Before we welcome Nancy Seaton as our guest speaker this Saturday for our Fireside Chat Series, I had the pleasure to visit with her at one of the Grand Marais Art Colony’s studios and take a peek at the colorful mess that surrounds her in action.
Knowing Nancy as watercolor artist, many might be surprised that there is no water involved in her latest work. Still, there is an abundant array of color on Nancy’s pallet, or should I say, inside the drawers and boxes where she arranges her glass pieces of many shapes and colors. Yes, that’s right. Like many artist, Nancy’s creative nature doesn’t like to be limited by just one outlet. As she puts it: “I seem to like bouncing between media. I think that fused glass has captured my heart for now. Being able to work with color and have it shine back at me is exciting. I’ve always liked working with my hands and glass fills that need.”
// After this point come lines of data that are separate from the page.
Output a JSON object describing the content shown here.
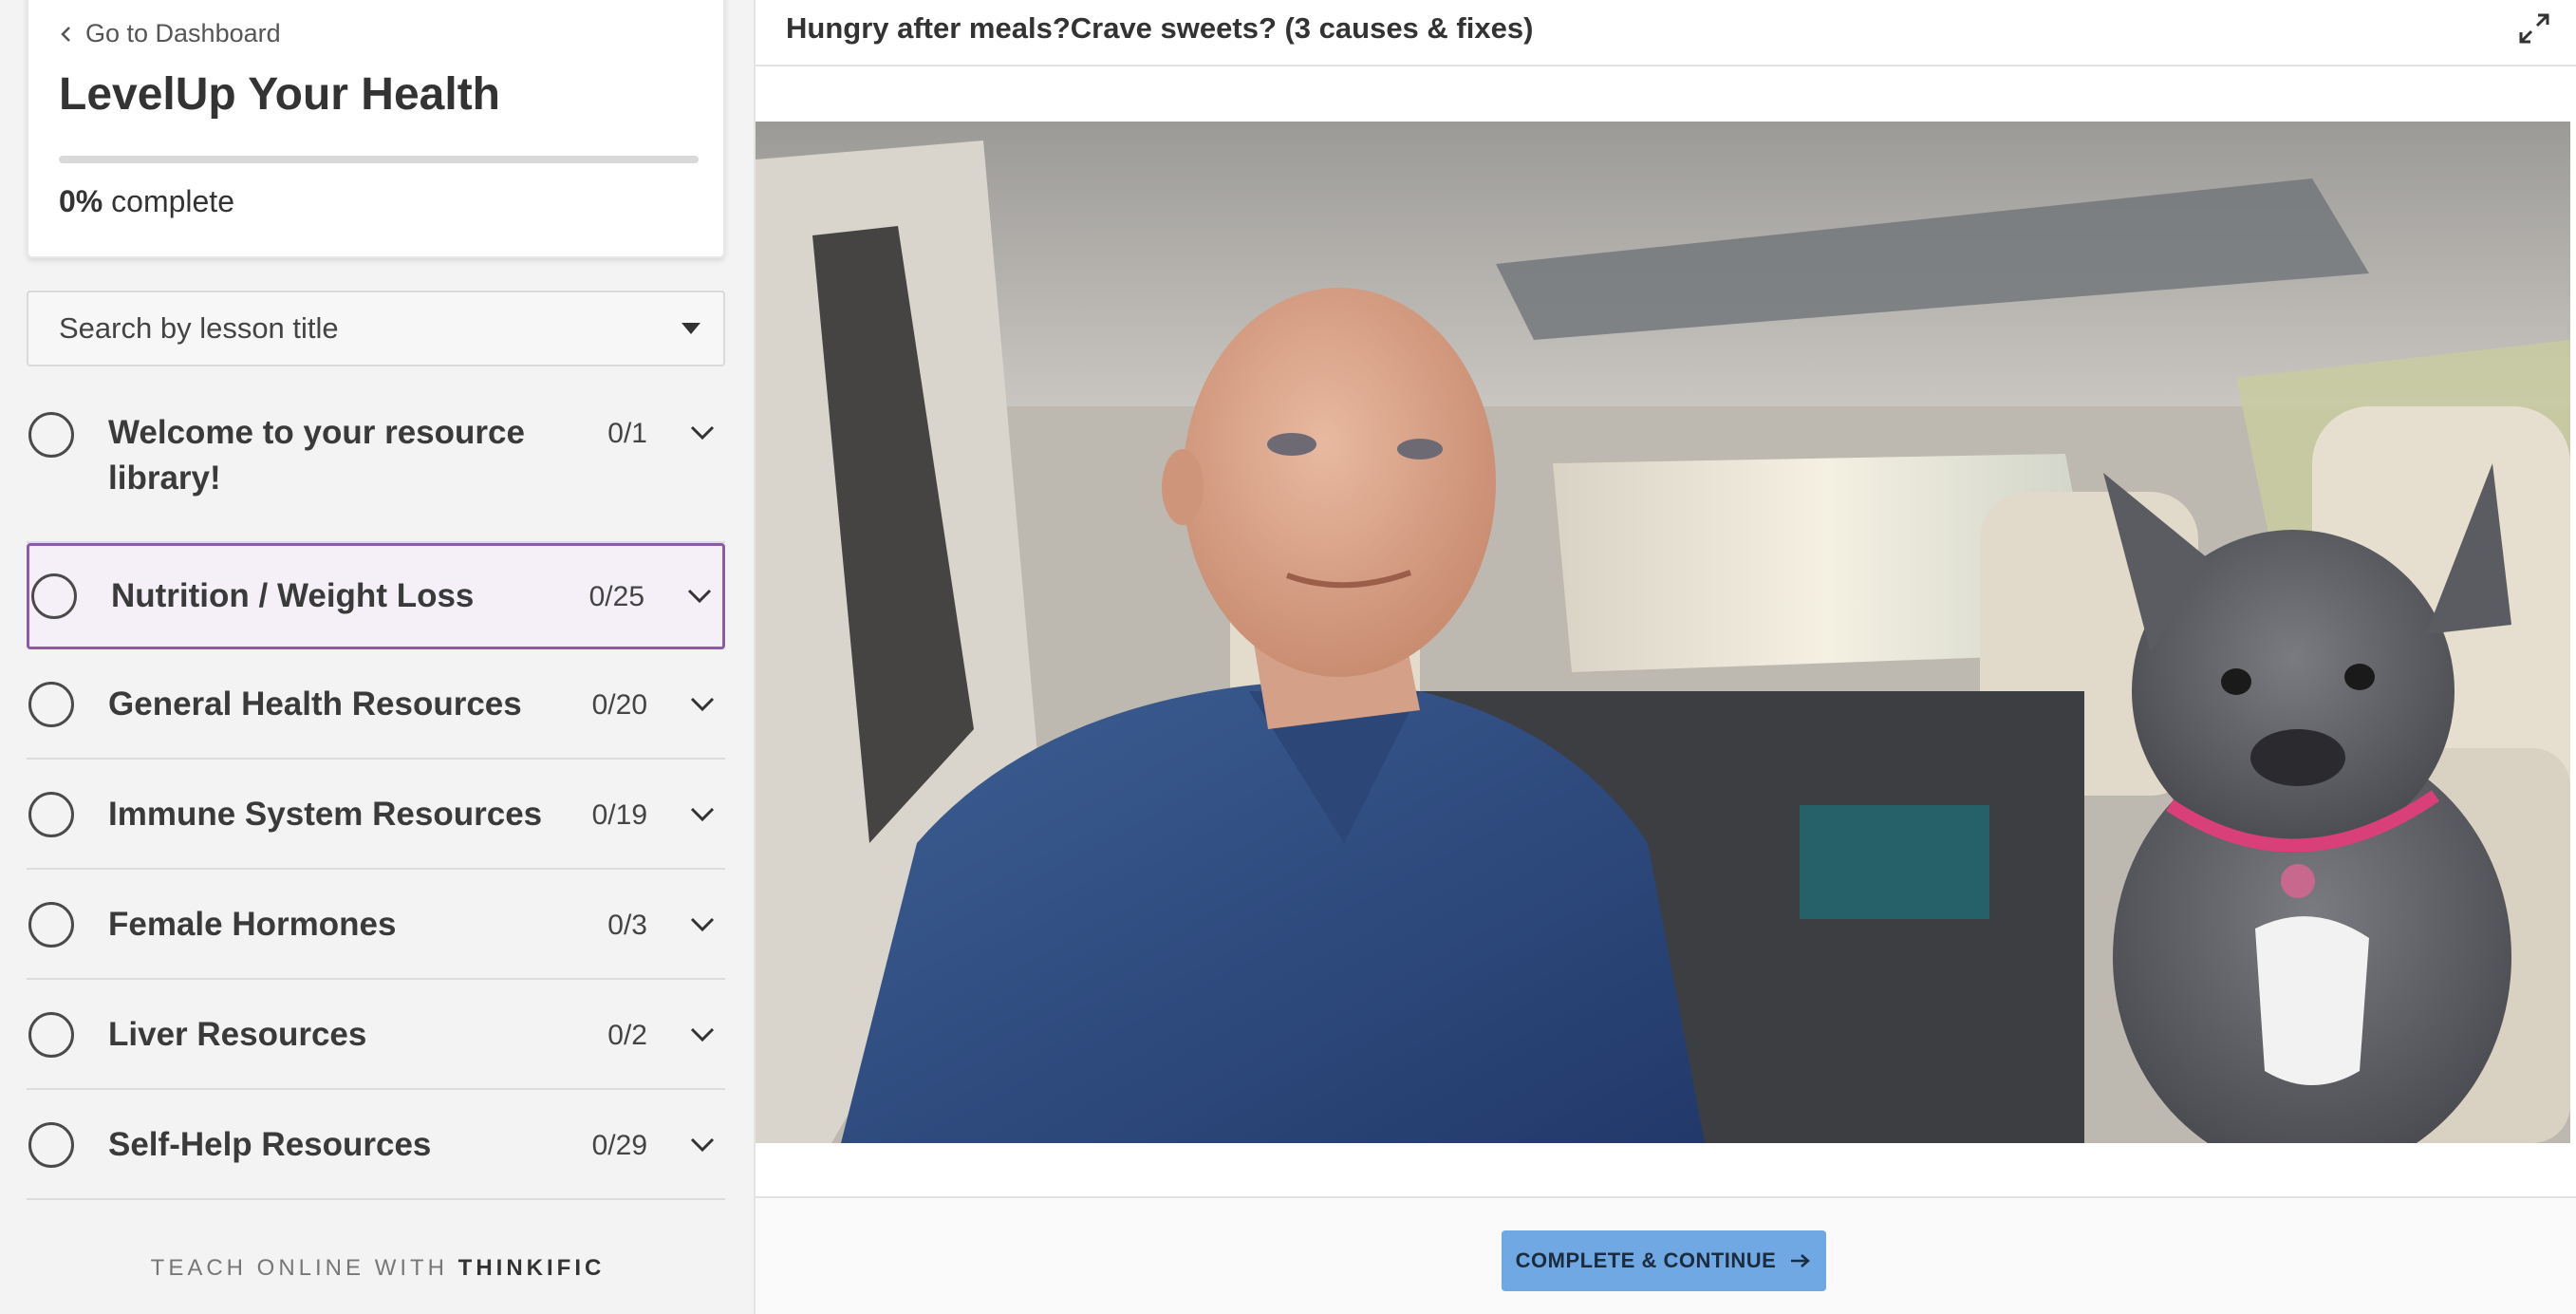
{
  "sidebar": {
    "back_label": "Go to Dashboard",
    "course_title": "LevelUp Your Health",
    "progress": {
      "percent": 0,
      "percent_label": "0%",
      "suffix": " complete"
    },
    "search_placeholder": "Search by lesson title",
    "chapters": [
      {
        "title": "Welcome to your resource library!",
        "count": "0/1",
        "active": false
      },
      {
        "title": "Nutrition / Weight Loss",
        "count": "0/25",
        "active": true
      },
      {
        "title": "General Health Resources",
        "count": "0/20",
        "active": false
      },
      {
        "title": "Immune System Resources",
        "count": "0/19",
        "active": false
      },
      {
        "title": "Female Hormones",
        "count": "0/3",
        "active": false
      },
      {
        "title": "Liver Resources",
        "count": "0/2",
        "active": false
      },
      {
        "title": "Self-Help Resources",
        "count": "0/29",
        "active": false
      }
    ],
    "footer": {
      "prefix": "TEACH ONLINE WITH ",
      "brand": "THINKIFIC"
    }
  },
  "main": {
    "lesson_title": "Hungry after meals?Crave sweets? (3 causes & fixes)",
    "complete_button_label": "COMPLETE & CONTINUE"
  },
  "colors": {
    "accent_purple": "#8d5aa8",
    "button_blue": "#6fa8e3"
  },
  "icons": {
    "back": "chevron-left-icon",
    "dropdown": "caret-down-icon",
    "chapter_status": "circle-outline-icon",
    "chapter_expand": "chevron-down-icon",
    "fullscreen": "expand-icon",
    "continue": "arrow-right-icon"
  }
}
Her charming explanation of glass fusing magic takes me back to my grandma’s kitchen, where there is always something in the oven. “Imagine you are baking something”, she says. “You need to get right ingredients, follow the recipe step by step and make sure not to skip anything. Put it in the oven, get the temperature right and leave it in there for the right amount of the time, not to take it out too early but not leave it in too long either. All of these things matter.”
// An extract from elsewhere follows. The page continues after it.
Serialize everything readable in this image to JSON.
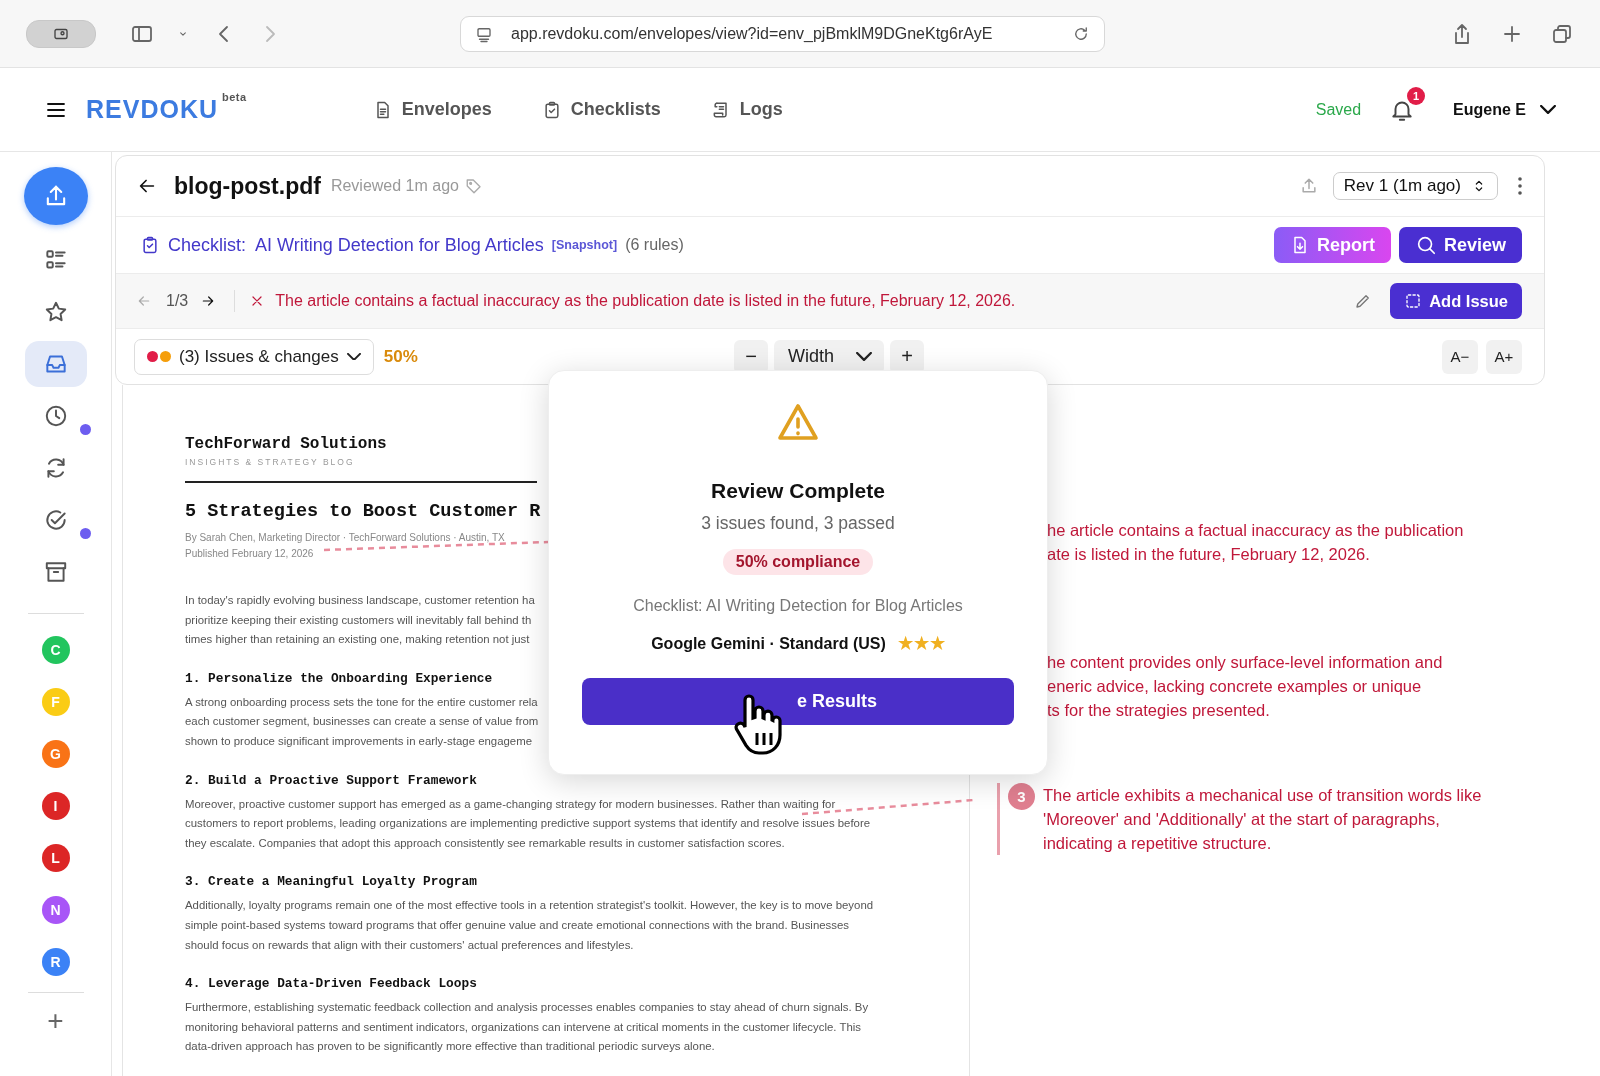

Nancy draws a sketch or lets the shape of glass inspire her when building her pieces, layering one “ingredient” on to another until all the parts, driven by her vision, take its place. Small, large, dark, light, transparent or opaque has its own dedicated space, design to create different effect. Sometime even a piece of copper finds its way in between. Once the puzzle is completed, the stack is heated to a very high, hard to imagine for Minnesotans, temperature in the kiln until the separate pieces start to bond together, expand and soften the edges. This might sound simple, a little math and science should do, but transformation of the glass is tricky and requires a lot of patience. One must account for thickness, size and type, even the brand of glass. There is no peaking into the kiln once is fired. Fused glass is not ready to come out until it’s evenly cooled down. Experimenting with this media provides Nancy with a lot of excitement. “I like to do lots of creative things and have often fallen back to familiar subjects when exploring a new medium or palette. Glass gives me a path to explore basic design concepts – light/dark, rhythm, color. I like that. It’s very soothing and strong at the same time. My watercolors have become more of portraiture of the gems in the forest–flowers, butterflies, leaves. I never intend to make them absolutely botanically correct, but to reflect the feeling I have when I think of them. The same is true of my fused glass work; my Totems reflect the feelings I have for Lake Superior and her many moods. Glass has provided a way for me to share my feelings of birds with their gorgeous, blended and strong colors.”
The vibrant colors of Nancy’s Lake Superior, Goldfinch or Rainbow Totems capture me every time I walk by them in the gallery. There is something very tactile about fused glass, too. Once very sharp edges, now perfectly smooth spread joy when touched. I have watched many people smile when putting their hand into the bowl filled with her kiln carved Happy Stones in mouth watering colors. At the gallery, I am able to witness, Nancy Seaton’s hope for people to connect with the sense of awe she has for the treasures in this beautiful place, up the North Shore, is becoming a reality.Join us at the Fireside Chat this Saturday, March 2nd, for a talk, treat and fun with this very inspiring positive and versatile artist.
Blog written by Miriama Douglass